I go to Malawi twice a year. It's where two of my children were adopted from, and I have a lot of projects there that I go and check up on and children who I look after. It's sort of a commitment that I've made to this country and the hundreds of thousands of children there who have been orphaned by AIDS.
But when we have families, when we have children, this gives us a purpose for being, to protect our children, to avoid going to jail because if I'm in jail, who looks after my children, who's there for my wife?
It's not only children who grow. Parents do too. As much as we watch to see what our children do with their lives, they are watching us to see what we do with ours. I can't tell my children to reach for the sun. All I can do is reach for it, myself.
I think people need to commit to one another before they commit to bringing children into the world because that's the optimum arrangement for children, not to take anything at all away from women who have to rear their children by themselves.
As I get older, all sorts of things become less funny. Once one has children, any cruelty involving children becomes far less amusing than when one was at the mercy of one's friends' and relatives' children.
When you have a godly husband, a godly wife, children who respect their parents and who are loved by their parents, who provide for those children their physical and spiritual and material needs, lovingly, you have the idea unit.

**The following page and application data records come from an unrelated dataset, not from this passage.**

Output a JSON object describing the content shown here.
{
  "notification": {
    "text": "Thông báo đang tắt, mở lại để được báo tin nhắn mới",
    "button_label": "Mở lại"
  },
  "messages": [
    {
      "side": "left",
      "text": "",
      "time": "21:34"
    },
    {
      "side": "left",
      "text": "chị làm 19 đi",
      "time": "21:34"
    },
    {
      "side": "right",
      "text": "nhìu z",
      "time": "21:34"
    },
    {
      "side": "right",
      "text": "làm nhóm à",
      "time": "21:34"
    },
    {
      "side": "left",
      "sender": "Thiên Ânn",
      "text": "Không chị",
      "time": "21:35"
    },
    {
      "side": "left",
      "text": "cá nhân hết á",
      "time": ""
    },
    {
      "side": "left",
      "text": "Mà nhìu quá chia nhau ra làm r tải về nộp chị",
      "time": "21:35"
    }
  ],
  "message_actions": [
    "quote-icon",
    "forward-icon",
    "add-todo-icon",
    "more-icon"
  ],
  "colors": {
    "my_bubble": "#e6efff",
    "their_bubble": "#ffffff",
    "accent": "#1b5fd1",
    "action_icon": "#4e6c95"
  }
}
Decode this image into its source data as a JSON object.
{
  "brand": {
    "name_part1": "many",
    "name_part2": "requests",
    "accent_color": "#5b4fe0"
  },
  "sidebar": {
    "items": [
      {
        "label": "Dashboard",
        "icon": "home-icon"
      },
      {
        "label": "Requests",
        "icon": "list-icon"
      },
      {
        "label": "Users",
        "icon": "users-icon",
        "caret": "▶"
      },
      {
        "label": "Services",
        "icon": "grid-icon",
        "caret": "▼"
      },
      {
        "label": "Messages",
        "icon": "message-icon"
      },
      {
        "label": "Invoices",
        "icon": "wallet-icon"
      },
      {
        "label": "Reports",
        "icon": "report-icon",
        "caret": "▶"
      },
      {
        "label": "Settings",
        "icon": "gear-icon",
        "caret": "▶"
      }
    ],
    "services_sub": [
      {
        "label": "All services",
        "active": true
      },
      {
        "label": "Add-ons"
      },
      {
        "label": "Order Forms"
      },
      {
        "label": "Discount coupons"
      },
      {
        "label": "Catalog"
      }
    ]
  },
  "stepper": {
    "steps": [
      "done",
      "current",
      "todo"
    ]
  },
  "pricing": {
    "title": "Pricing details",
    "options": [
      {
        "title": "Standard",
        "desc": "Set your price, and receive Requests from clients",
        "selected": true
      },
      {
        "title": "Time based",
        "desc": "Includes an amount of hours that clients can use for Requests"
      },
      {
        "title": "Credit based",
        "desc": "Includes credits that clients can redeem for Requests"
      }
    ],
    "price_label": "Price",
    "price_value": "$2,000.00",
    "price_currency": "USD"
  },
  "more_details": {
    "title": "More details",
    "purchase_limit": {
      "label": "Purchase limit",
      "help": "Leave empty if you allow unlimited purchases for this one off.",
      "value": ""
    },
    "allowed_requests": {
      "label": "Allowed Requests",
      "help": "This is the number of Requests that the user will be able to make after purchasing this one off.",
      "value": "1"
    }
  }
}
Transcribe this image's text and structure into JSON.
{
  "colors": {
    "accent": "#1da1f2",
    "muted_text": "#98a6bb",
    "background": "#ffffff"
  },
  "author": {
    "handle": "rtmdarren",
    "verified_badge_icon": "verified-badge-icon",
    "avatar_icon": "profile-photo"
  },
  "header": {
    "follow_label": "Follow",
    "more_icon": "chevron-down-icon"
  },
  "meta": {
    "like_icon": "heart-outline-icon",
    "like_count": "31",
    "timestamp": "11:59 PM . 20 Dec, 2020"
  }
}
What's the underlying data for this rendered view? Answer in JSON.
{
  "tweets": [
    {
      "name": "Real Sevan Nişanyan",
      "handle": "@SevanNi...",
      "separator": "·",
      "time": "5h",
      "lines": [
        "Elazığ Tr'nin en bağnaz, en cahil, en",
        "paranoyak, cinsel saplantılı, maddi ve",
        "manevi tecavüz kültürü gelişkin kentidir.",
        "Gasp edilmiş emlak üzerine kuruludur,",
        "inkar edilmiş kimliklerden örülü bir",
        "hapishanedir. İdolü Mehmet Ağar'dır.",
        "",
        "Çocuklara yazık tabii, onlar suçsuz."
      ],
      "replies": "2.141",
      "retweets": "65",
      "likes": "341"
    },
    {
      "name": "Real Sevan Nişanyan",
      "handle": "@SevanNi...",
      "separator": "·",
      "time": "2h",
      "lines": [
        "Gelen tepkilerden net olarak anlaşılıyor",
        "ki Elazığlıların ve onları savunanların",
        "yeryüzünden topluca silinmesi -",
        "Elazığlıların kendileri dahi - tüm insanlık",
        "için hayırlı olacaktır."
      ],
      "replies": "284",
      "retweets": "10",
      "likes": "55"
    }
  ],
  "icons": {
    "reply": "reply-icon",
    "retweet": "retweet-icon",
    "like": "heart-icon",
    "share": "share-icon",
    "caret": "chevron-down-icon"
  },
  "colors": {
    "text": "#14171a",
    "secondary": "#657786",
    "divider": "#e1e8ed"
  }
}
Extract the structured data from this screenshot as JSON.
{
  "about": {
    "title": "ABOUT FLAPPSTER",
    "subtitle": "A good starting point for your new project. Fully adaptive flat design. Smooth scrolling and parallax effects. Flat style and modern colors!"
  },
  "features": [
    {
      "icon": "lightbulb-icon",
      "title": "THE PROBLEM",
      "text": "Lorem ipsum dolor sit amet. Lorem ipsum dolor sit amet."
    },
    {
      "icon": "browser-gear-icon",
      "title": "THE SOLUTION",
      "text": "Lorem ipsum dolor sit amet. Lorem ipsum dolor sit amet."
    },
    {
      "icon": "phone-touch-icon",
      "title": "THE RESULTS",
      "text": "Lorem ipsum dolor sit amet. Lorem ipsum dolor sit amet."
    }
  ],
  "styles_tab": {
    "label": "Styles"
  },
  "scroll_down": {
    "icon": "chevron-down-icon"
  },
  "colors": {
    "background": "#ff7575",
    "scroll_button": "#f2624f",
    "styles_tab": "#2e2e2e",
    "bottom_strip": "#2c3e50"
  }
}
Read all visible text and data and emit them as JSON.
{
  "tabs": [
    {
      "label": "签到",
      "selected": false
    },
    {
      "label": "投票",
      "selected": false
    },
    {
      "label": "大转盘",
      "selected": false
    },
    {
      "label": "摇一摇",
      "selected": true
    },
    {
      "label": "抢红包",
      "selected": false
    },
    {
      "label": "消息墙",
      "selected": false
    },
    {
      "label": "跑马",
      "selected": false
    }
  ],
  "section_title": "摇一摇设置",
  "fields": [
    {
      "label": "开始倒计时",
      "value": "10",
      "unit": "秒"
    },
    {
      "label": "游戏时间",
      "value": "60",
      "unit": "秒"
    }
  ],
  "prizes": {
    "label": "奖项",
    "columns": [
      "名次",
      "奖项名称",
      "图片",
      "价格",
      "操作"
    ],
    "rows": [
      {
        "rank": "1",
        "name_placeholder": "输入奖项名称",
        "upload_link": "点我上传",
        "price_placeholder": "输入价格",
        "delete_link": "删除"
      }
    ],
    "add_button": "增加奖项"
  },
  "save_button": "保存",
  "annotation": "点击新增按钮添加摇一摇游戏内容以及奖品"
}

Love, it has been said, flows downward. The love of parents for their children has always been far more powerful than that of children for their parents; and who among the sons of men ever loved God with a thousandth part of the love which God has manifested to us?